Mexico City Airport
Architect: Foster + Partners, Fernando Romero FR-EE
Client: the Mexican government
Location: Mexico City
Completion: First phase by 2020
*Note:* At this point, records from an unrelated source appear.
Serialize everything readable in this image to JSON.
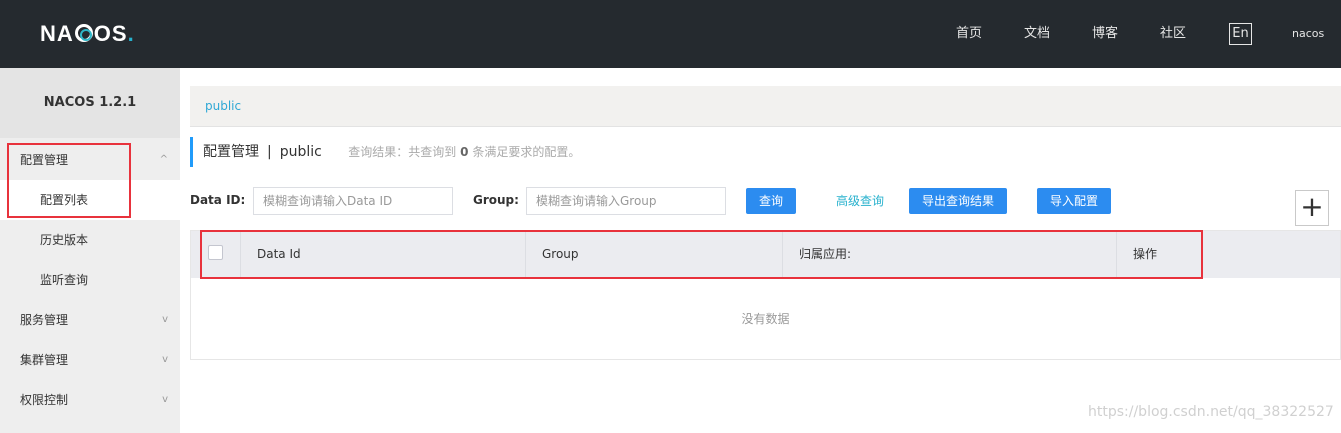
{
  "header": {
    "logo_prefix": "NA",
    "logo_suffix": "OS",
    "logo_dot": ".",
    "nav": [
      "首页",
      "文档",
      "博客",
      "社区"
    ],
    "lang": "En",
    "user": "nacos"
  },
  "sidebar": {
    "title": "NACOS 1.2.1",
    "items": [
      {
        "label": "配置管理"
      },
      {
        "label": "配置列表"
      },
      {
        "label": "历史版本"
      },
      {
        "label": "监听查询"
      },
      {
        "label": "服务管理"
      },
      {
        "label": "集群管理"
      },
      {
        "label": "权限控制"
      }
    ],
    "chevron_up": "^",
    "chevron_down": "v"
  },
  "namespace": {
    "name": "public"
  },
  "page": {
    "title": "配置管理",
    "separator": "|",
    "namespace": "public",
    "query_prefix": "查询结果：共查询到",
    "query_count": "0",
    "query_suffix": "条满足要求的配置。"
  },
  "search": {
    "data_id_label": "Data ID:",
    "data_id_placeholder": "模糊查询请输入Data ID",
    "group_label": "Group:",
    "group_placeholder": "模糊查询请输入Group",
    "query_button": "查询",
    "advanced_query": "高级查询",
    "export_button": "导出查询结果",
    "import_button": "导入配置",
    "add_button": "+"
  },
  "table": {
    "columns": [
      "Data Id",
      "Group",
      "归属应用:",
      "操作"
    ],
    "empty": "没有数据"
  },
  "watermark": "https://blog.csdn.net/qq_38322527",
  "colors": {
    "header_bg": "#252a2f",
    "primary": "#2c8cf0",
    "link": "#27b1cd",
    "highlight": "#e8323c"
  }
}
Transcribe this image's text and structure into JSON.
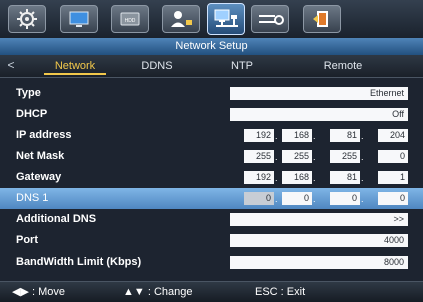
{
  "title": "Network Setup",
  "toolbar": {
    "icons": [
      "gear-icon",
      "monitor-icon",
      "hdd-icon",
      "user-icon",
      "network-icon",
      "settings-icon",
      "exit-icon"
    ],
    "active": "network-icon"
  },
  "tabs": {
    "prev_arrow": "<",
    "items": [
      {
        "label": "Network"
      },
      {
        "label": "DDNS"
      },
      {
        "label": "NTP"
      },
      {
        "label": "Remote"
      }
    ]
  },
  "rows": {
    "type": {
      "label": "Type",
      "value": "Ethernet"
    },
    "dhcp": {
      "label": "DHCP",
      "value": "Off"
    },
    "ip": {
      "label": "IP address",
      "octets": [
        "192",
        "168",
        "81",
        "204"
      ]
    },
    "mask": {
      "label": "Net Mask",
      "octets": [
        "255",
        "255",
        "255",
        "0"
      ]
    },
    "gateway": {
      "label": "Gateway",
      "octets": [
        "192",
        "168",
        "81",
        "1"
      ]
    },
    "dns1": {
      "label": "DNS 1",
      "octets": [
        "0",
        "0",
        "0",
        "0"
      ]
    },
    "additional_dns": {
      "label": "Additional DNS",
      "value": ">>"
    },
    "port": {
      "label": "Port",
      "value": "4000"
    },
    "bandwidth": {
      "label": "BandWidth Limit (Kbps)",
      "value": "8000"
    }
  },
  "status": {
    "move": "◀▶ : Move",
    "change": "▲▼ : Change",
    "exit": "ESC : Exit"
  },
  "colors": {
    "accent": "#f2c84b",
    "title_bg": "#3a6fa3",
    "selected_row": "#6ca3d8"
  }
}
Foster + Partners is teaming up with Fernando Romero to design what they hope will be a model for low energy, environmentally friendly airports, a notoriously energy intensive building type. Using a lightweight super structure with spans up to 560-feet across, the building is designed to reduce distances between gates and boost efficiency overall. Seen from above, the design resembles a sea creature. The building’s mechanicals are integrated into the floor, freeing the roof of ducts and cables and allowing for an exposed structure. The building will require little heating or cooling throughout the year in spite of Mexico’s hot climate. “It pioneers a new concept for a large-span, single airport enclosure, which will achieve new levels of efficiency and flexibility—and it will be beautiful,” said Norman Foster in a statement. “Mexico has really seized the initiative in investing in its national airport, understanding its social and economic importance.” The prefabricated structure is designed for rapid, scaffolding-free assembly, and the design team is aiming for LEEP Platinum certification.